Posts Tagged by color
|March 25, 2013||Posted by Cristy under Third Grade|
Third graders look closely at Laurel Burch’s cat paintings and use an oil pastel resist process to interpret a cat of their own. Next, color theory is studied, and they choose a color scheme for their painting. William did a great job of using red, orange and yellow to demonstrate his mastery of the color, and wet-in-wet technique to show he could rock the watercolor.
|March 11, 2013||Posted by Cristy under Kindergarten|
A two-fer today of those clowns. I couldn’t help myself.
|March 8, 2013||Posted by Cristy under Kindergarten|
There’s a lot of research that demonstrates the value of painting in the development of young children. Tons of things go on in a kid’s brain when she swipes a brush through a color and uses it to represent something from her world, or her imagination. Color mixing in particular is a great brain bending exercise for youngsters that opens new and unexplored worlds. Teachers (and parents) often find that kids have so much fun mixing the paint that all you end up with is a bunch of mixed up paint, so many are reluctant to share this valuable exercise with the youngest of artists. My strategy is to limit the colors, so that whatever gets made will look great. Day 1 – white, red and yellow. Day 2 – white, blue and yellow. Day 3 – white blue and red. That way, the colors get to dry in between, the kid really gets to explore the variety of possibilities with each pair of primaries, and – well… the results look great!
|March 1, 2013||Posted by Cristy under Second grade|
Second graders study the artwork of early abstract painter Paul Klee; in particular his Sinbad the Sailor painting. They talk about how Klee uses the design principal of pattern, how he separates foreground from background using warm and cool colors, and how he takes what could be a gory scene from mythology and gives it a playful appearance through the use of abstraction. Next, students make their own version of an abstracted Sinbad painting. Noah’s Sinbad seems to be quite the hot-rod, while still sporting Klee-esque pattern details and warm/cool color scheme.
|February 19, 2013||Posted by Cristy under Fifth grade|
What have clapboard, columns, cornices, dormers, dentils, gables, lintels, porticos, pediments, transoms, turrets and widow’s walks, and go by the nickname Painted Ladies? That’s right! Victorian houses! Allison’s uses wet-in-wet and wet-on-dry watercolor technique AND a complimentary color scheme.
|March 9, 2011||Posted by Cristy under Uncategorized|
Unexpected box on my desk this morning! It was my new copy of “Getting to Know Color in Art” from the folks at Getting to Know Inc, and serendipity was afoot, because I happened to be running a third grade lesson that didn’t quite fill the hour. The third graders and I took the opportunity to screen the show, and we thought we’d let you know what we thought.

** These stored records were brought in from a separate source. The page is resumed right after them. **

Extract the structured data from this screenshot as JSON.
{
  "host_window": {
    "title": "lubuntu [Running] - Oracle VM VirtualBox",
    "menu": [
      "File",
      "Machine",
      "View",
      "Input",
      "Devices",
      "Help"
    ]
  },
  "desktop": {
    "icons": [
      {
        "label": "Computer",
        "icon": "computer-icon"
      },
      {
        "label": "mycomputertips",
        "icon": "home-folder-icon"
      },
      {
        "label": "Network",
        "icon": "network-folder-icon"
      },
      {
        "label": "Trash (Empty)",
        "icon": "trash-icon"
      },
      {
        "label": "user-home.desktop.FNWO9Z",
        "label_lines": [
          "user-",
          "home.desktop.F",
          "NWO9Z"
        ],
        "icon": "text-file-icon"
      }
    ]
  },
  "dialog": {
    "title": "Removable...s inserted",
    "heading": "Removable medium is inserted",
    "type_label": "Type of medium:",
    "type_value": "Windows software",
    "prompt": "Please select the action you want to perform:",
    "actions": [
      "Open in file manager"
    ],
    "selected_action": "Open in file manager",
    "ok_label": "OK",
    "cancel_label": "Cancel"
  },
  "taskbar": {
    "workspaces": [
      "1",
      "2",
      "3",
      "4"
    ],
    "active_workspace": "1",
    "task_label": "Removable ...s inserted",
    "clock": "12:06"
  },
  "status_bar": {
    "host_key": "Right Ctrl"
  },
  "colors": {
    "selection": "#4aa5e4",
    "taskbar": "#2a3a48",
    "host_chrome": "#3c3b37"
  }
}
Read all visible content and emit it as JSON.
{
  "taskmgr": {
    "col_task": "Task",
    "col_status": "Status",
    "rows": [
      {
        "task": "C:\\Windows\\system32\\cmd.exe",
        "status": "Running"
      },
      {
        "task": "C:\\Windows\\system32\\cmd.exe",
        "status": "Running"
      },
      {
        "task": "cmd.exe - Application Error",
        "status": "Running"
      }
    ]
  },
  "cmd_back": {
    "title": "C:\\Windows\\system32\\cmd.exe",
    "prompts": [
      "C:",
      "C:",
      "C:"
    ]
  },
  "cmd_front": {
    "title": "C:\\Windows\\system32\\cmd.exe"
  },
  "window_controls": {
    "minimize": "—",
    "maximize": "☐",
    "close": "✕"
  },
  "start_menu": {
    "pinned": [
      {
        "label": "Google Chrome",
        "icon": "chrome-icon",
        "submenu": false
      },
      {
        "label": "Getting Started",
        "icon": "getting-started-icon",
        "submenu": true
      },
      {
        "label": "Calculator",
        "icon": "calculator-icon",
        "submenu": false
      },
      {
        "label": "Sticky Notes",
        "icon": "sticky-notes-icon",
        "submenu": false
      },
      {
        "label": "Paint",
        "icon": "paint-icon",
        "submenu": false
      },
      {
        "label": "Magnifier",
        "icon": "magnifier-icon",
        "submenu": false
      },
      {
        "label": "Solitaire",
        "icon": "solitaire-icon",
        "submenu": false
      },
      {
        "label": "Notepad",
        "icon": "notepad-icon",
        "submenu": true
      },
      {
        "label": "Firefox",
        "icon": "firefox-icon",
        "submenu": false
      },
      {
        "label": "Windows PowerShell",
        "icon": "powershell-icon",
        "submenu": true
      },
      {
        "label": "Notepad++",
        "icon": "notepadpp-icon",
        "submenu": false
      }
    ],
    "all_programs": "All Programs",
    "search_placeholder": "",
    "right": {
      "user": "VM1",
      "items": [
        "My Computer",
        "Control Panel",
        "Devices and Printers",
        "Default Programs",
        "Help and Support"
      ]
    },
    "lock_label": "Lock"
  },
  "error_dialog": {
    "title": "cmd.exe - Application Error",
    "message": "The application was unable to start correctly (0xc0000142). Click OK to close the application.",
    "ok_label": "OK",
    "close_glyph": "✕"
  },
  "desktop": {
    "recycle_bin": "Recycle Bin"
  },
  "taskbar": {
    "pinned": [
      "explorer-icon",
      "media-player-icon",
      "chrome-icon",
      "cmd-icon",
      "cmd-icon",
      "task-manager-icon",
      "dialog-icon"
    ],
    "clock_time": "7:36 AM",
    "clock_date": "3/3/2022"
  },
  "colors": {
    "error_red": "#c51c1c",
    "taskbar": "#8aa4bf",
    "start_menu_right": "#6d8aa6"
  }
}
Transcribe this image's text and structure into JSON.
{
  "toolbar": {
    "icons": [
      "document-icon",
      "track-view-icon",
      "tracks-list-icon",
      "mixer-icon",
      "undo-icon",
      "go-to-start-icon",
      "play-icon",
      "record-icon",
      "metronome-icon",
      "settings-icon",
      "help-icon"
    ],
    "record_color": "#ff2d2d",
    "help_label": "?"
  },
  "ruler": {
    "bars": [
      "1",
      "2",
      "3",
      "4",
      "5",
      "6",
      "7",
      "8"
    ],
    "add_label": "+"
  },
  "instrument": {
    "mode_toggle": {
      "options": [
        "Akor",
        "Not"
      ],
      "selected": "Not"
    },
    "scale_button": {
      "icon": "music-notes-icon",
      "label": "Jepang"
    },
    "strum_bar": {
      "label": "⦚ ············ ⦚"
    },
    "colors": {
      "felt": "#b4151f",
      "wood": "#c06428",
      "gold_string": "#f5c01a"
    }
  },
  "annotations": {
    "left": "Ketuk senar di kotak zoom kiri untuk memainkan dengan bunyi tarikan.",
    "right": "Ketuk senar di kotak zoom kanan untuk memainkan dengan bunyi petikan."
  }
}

I use and enjoy the “World’s Greatest Artists” series, and I was curious whether “Color in Art” would have all that rambunctious music and cartoon action that makes the “Greatest” series so enthralling. While slightly less slick, it turned out to be engaging enough to get the job done. The video is divided into chapters, each thoroughly explaining a clearly defined topic or vocabulary word. (monochromatic, for example, or tint). That was a good idea, because it lets a teacher take just a few minutes at the beginning of a class to introduce just the relevant topic. It would also allow also the video to be consumed in smaller, bite size pieces. All at once, we found that it was a lot for my third graders to digest, and I doubt retention was terribly high. However, with a quick organizer to fill in it would make a great intro to color for older grades, and could serve as a quiz to assess exit outcomes with a little finagling.
In all, the kids and I found it relevant, well organized and silly enough to keep kids’ attention. The concepts were well illustrated with lots of goofy action and wacky sound effects. Narration was done by kids, which was nice. I found myself musing “I think I could make something like this…” but for the $30 it’s totally worth popping for it. (Or better yet – get your friendly neighborhood library lady to order it!)
Good job, “Getting to Know” folks – and keep up the good work!